■ WHAT TO PRODUCE
Reproduce, exactly and in full, the records that follow, minus any pictures.

++++ DATA FOR PROCESSING ++++

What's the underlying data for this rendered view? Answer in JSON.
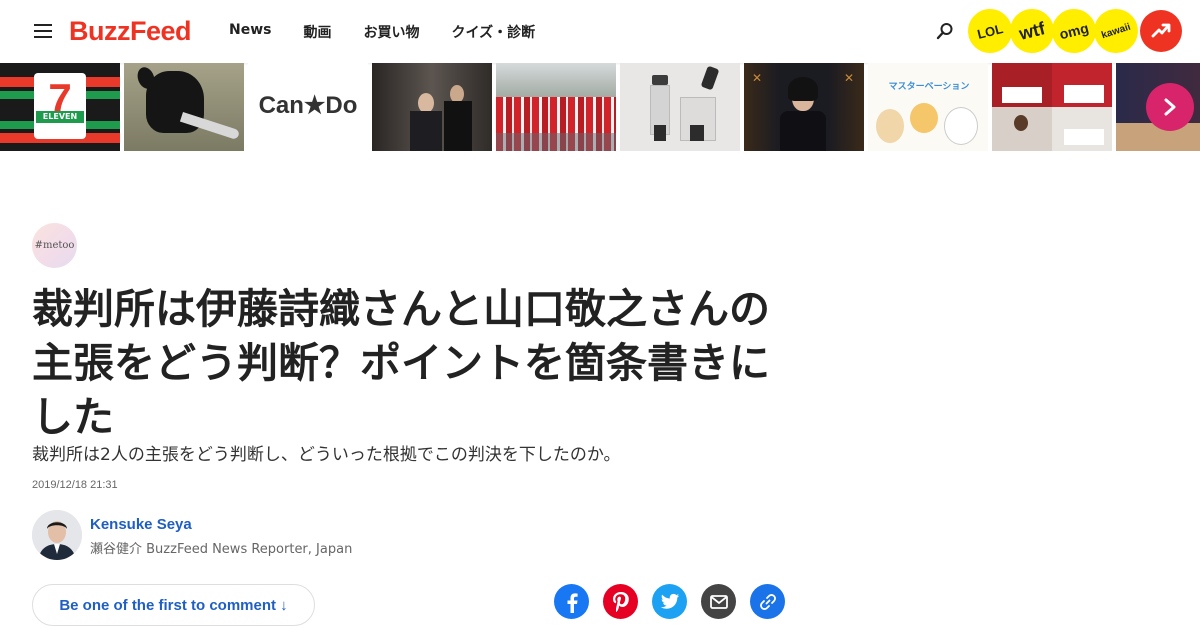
{
  "header": {
    "logo": "BuzzFeed",
    "nav": [
      {
        "label": "News"
      },
      {
        "label": "動画"
      },
      {
        "label": "お買い物"
      },
      {
        "label": "クイズ・診断"
      }
    ],
    "badges": [
      {
        "label": "LOL",
        "color": "#ffee00"
      },
      {
        "label": "wtf",
        "color": "#ffee00"
      },
      {
        "label": "omg",
        "color": "#ffee00"
      },
      {
        "label": "kawaii",
        "color": "#ffee00"
      }
    ],
    "trending_icon": "trending-arrow-icon",
    "accent_color": "#ee3322"
  },
  "thumbnails": {
    "items": [
      {
        "name": "seven-eleven-sign",
        "text": "ELEVEN",
        "numeral": "7"
      },
      {
        "name": "dog-with-knife"
      },
      {
        "name": "can-do-logo",
        "text": "Can★Do"
      },
      {
        "name": "press-crowd"
      },
      {
        "name": "santa-run-crowd"
      },
      {
        "name": "blender-product"
      },
      {
        "name": "press-conference-woman"
      },
      {
        "name": "manga-illustration",
        "text": "マスターベーション"
      },
      {
        "name": "people-with-signs"
      },
      {
        "name": "conference-panel"
      }
    ],
    "next_icon": "chevron-right-icon"
  },
  "article": {
    "tag": "#metoo",
    "title": "裁判所は伊藤詩織さんと山口敬之さんの主張をどう判断？ポイントを箇条書きにした",
    "subtitle": "裁判所は2人の主張をどう判断し、どういった根拠でこの判決を下したのか。",
    "timestamp": "2019/12/18 21:31",
    "author": {
      "name": "Kensuke Seya",
      "role": "瀬谷健介 BuzzFeed News Reporter, Japan"
    },
    "comment_label": "Be one of the first to comment ↓",
    "share": [
      {
        "name": "facebook",
        "color": "#1877f2"
      },
      {
        "name": "pinterest",
        "color": "#e60023"
      },
      {
        "name": "twitter",
        "color": "#1da1f2"
      },
      {
        "name": "email",
        "color": "#444444"
      },
      {
        "name": "copy-link",
        "color": "#1a73e8"
      }
    ]
  }
}
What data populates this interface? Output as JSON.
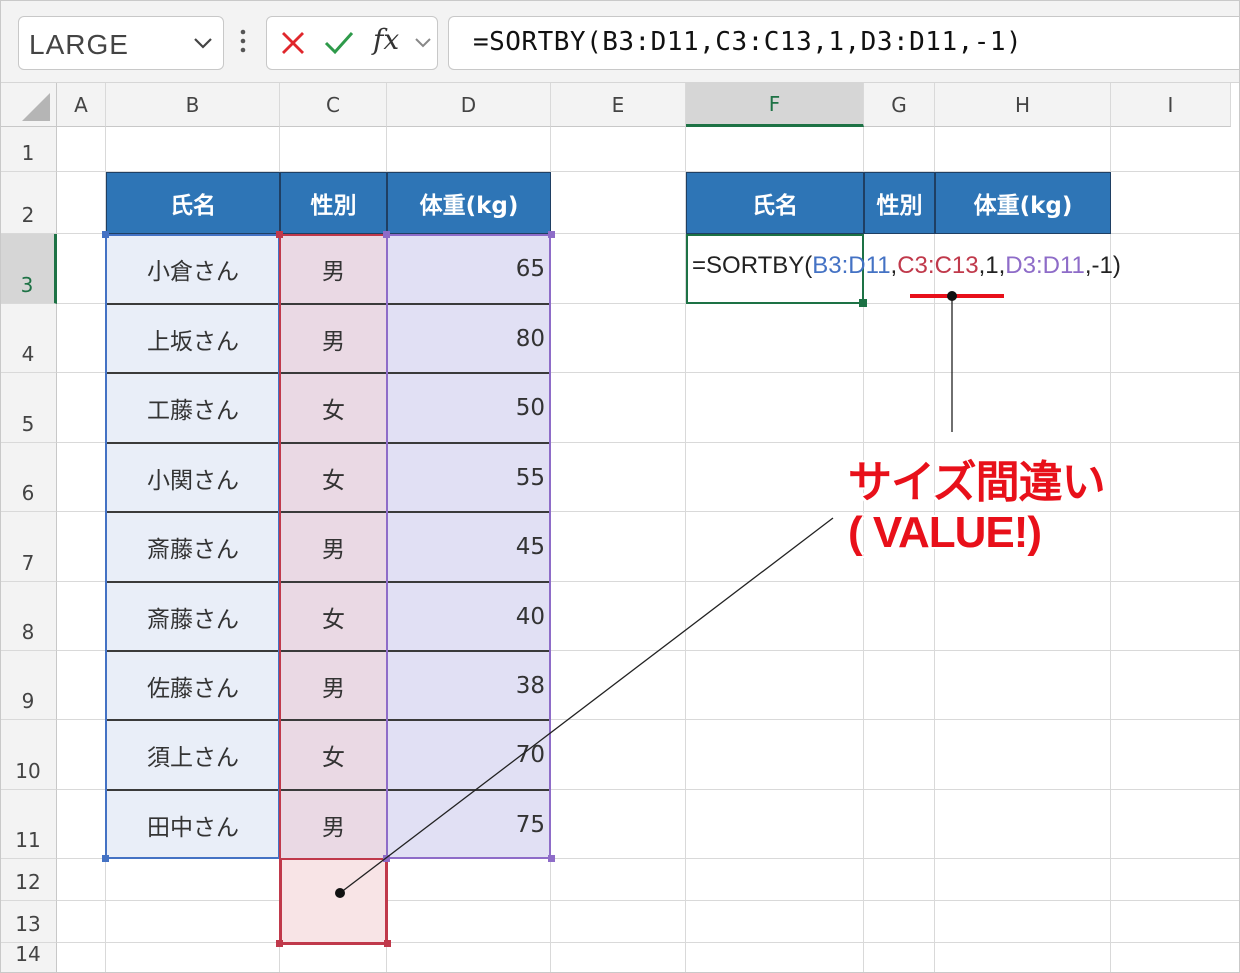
{
  "namebox": {
    "value": "LARGE"
  },
  "formula_bar": {
    "cancel_icon": "x-icon",
    "enter_icon": "check-icon",
    "fx_label": "fx",
    "formula": "=SORTBY(B3:D11,C3:C13,1,D3:D11,-1)"
  },
  "columns": [
    "A",
    "B",
    "C",
    "D",
    "E",
    "F",
    "G",
    "H",
    "I"
  ],
  "selected_column": "F",
  "rows": [
    "1",
    "2",
    "3",
    "4",
    "5",
    "6",
    "7",
    "8",
    "9",
    "10",
    "11",
    "12",
    "13",
    "14"
  ],
  "selected_row": "3",
  "source_table": {
    "headers": [
      "氏名",
      "性別",
      "体重(kg)"
    ],
    "rows": [
      {
        "name": "小倉さん",
        "gender": "男",
        "weight": "65"
      },
      {
        "name": "上坂さん",
        "gender": "男",
        "weight": "80"
      },
      {
        "name": "工藤さん",
        "gender": "女",
        "weight": "50"
      },
      {
        "name": "小関さん",
        "gender": "女",
        "weight": "55"
      },
      {
        "name": "斎藤さん",
        "gender": "男",
        "weight": "45"
      },
      {
        "name": "斎藤さん",
        "gender": "女",
        "weight": "40"
      },
      {
        "name": "佐藤さん",
        "gender": "男",
        "weight": "38"
      },
      {
        "name": "須上さん",
        "gender": "女",
        "weight": "70"
      },
      {
        "name": "田中さん",
        "gender": "男",
        "weight": "75"
      }
    ]
  },
  "result_table": {
    "headers": [
      "氏名",
      "性別",
      "体重(kg)"
    ]
  },
  "cell_formula": {
    "parts": [
      {
        "text": "=SORTBY(",
        "color": "#222222"
      },
      {
        "text": "B3:D11",
        "color": "#4472c4"
      },
      {
        "text": ",",
        "color": "#222222"
      },
      {
        "text": "C3:C13",
        "color": "#c0394b"
      },
      {
        "text": ",1,",
        "color": "#222222"
      },
      {
        "text": "D3:D11",
        "color": "#8e6cc8"
      },
      {
        "text": ",-1)",
        "color": "#222222"
      }
    ]
  },
  "annotation": {
    "line1": "サイズ間違い",
    "line2": "( VALUE!)"
  },
  "colors": {
    "header_fill": "#2e75b6",
    "name_range": "#4472c4",
    "gender_range": "#c0394b",
    "weight_range": "#8e6cc8",
    "callout": "#e8101a",
    "selection": "#1d7245"
  }
}
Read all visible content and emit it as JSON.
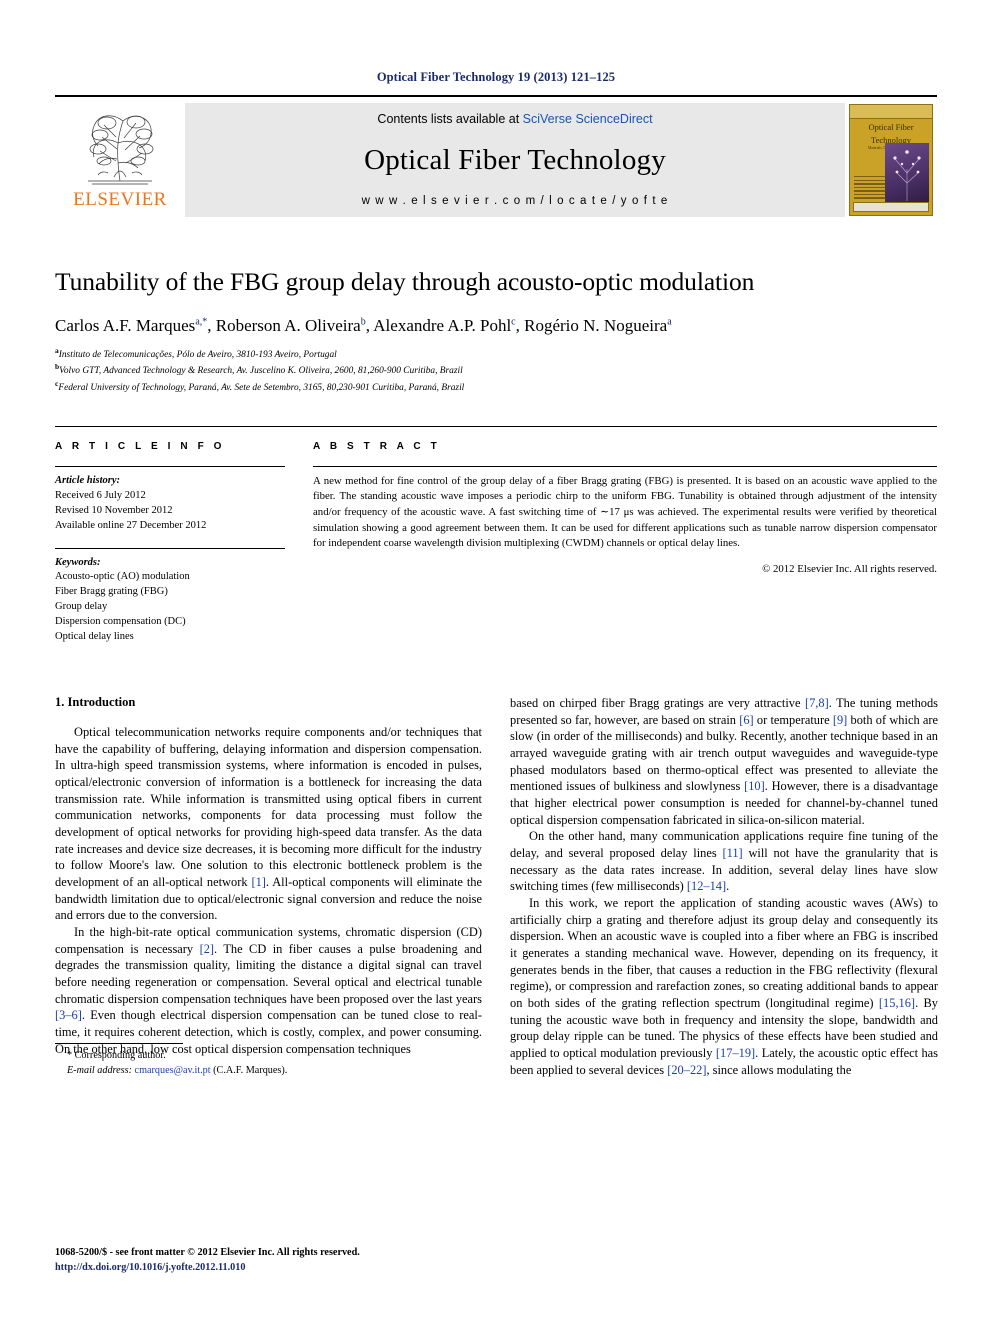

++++

■ RESPONSE BELOW
What's the underlying data for this rendered view? Answer in JSON.
{
  "header": {
    "logo": "BuzzFeed",
    "nav": [
      {
        "label": "News"
      },
      {
        "label": "動画"
      },
      {
        "label": "お買い物"
      },
      {
        "label": "クイズ・診断"
      }
    ],
    "badges": [
      {
        "label": "LOL",
        "color": "#ffee00"
      },
      {
        "label": "wtf",
        "color": "#ffee00"
      },
      {
        "label": "omg",
        "color": "#ffee00"
      },
      {
        "label": "kawaii",
        "color": "#ffee00"
      }
    ],
    "trending_icon": "trending-arrow-icon",
    "accent_color": "#ee3322"
  },
  "thumbnails": {
    "items": [
      {
        "name": "seven-eleven-sign",
        "text": "ELEVEN",
        "numeral": "7"
      },
      {
        "name": "dog-with-knife"
      },
      {
        "name": "can-do-logo",
        "text": "Can★Do"
      },
      {
        "name": "press-crowd"
      },
      {
        "name": "santa-run-crowd"
      },
      {
        "name": "blender-product"
      },
      {
        "name": "press-conference-woman"
      },
      {
        "name": "manga-illustration",
        "text": "マスターベーション"
      },
      {
        "name": "people-with-signs"
      },
      {
        "name": "conference-panel"
      }
    ],
    "next_icon": "chevron-right-icon"
  },
  "article": {
    "tag": "#metoo",
    "title": "裁判所は伊藤詩織さんと山口敬之さんの主張をどう判断？ポイントを箇条書きにした",
    "subtitle": "裁判所は2人の主張をどう判断し、どういった根拠でこの判決を下したのか。",
    "timestamp": "2019/12/18 21:31",
    "author": {
      "name": "Kensuke Seya",
      "role": "瀬谷健介 BuzzFeed News Reporter, Japan"
    },
    "comment_label": "Be one of the first to comment ↓",
    "share": [
      {
        "name": "facebook",
        "color": "#1877f2"
      },
      {
        "name": "pinterest",
        "color": "#e60023"
      },
      {
        "name": "twitter",
        "color": "#1da1f2"
      },
      {
        "name": "email",
        "color": "#444444"
      },
      {
        "name": "copy-link",
        "color": "#1a73e8"
      }
    ]
  }
}
What data populates this interface? Output as JSON.
{
  "namebox": {
    "value": "LARGE"
  },
  "formula_bar": {
    "cancel_icon": "x-icon",
    "enter_icon": "check-icon",
    "fx_label": "fx",
    "formula": "=SORTBY(B3:D11,C3:C13,1,D3:D11,-1)"
  },
  "columns": [
    "A",
    "B",
    "C",
    "D",
    "E",
    "F",
    "G",
    "H",
    "I"
  ],
  "selected_column": "F",
  "rows": [
    "1",
    "2",
    "3",
    "4",
    "5",
    "6",
    "7",
    "8",
    "9",
    "10",
    "11",
    "12",
    "13",
    "14"
  ],
  "selected_row": "3",
  "source_table": {
    "headers": [
      "氏名",
      "性別",
      "体重(kg)"
    ],
    "rows": [
      {
        "name": "小倉さん",
        "gender": "男",
        "weight": "65"
      },
      {
        "name": "上坂さん",
        "gender": "男",
        "weight": "80"
      },
      {
        "name": "工藤さん",
        "gender": "女",
        "weight": "50"
      },
      {
        "name": "小関さん",
        "gender": "女",
        "weight": "55"
      },
      {
        "name": "斎藤さん",
        "gender": "男",
        "weight": "45"
      },
      {
        "name": "斎藤さん",
        "gender": "女",
        "weight": "40"
      },
      {
        "name": "佐藤さん",
        "gender": "男",
        "weight": "38"
      },
      {
        "name": "須上さん",
        "gender": "女",
        "weight": "70"
      },
      {
        "name": "田中さん",
        "gender": "男",
        "weight": "75"
      }
    ]
  },
  "result_table": {
    "headers": [
      "氏名",
      "性別",
      "体重(kg)"
    ]
  },
  "cell_formula": {
    "parts": [
      {
        "text": "=SORTBY(",
        "color": "#222222"
      },
      {
        "text": "B3:D11",
        "color": "#4472c4"
      },
      {
        "text": ",",
        "color": "#222222"
      },
      {
        "text": "C3:C13",
        "color": "#c0394b"
      },
      {
        "text": ",1,",
        "color": "#222222"
      },
      {
        "text": "D3:D11",
        "color": "#8e6cc8"
      },
      {
        "text": ",-1)",
        "color": "#222222"
      }
    ]
  },
  "annotation": {
    "line1": "サイズ間違い",
    "line2": "( VALUE!)"
  },
  "colors": {
    "header_fill": "#2e75b6",
    "name_range": "#4472c4",
    "gender_range": "#c0394b",
    "weight_range": "#8e6cc8",
    "callout": "#e8101a",
    "selection": "#1d7245"
  }
}
Read all visible content and emit it as JSON.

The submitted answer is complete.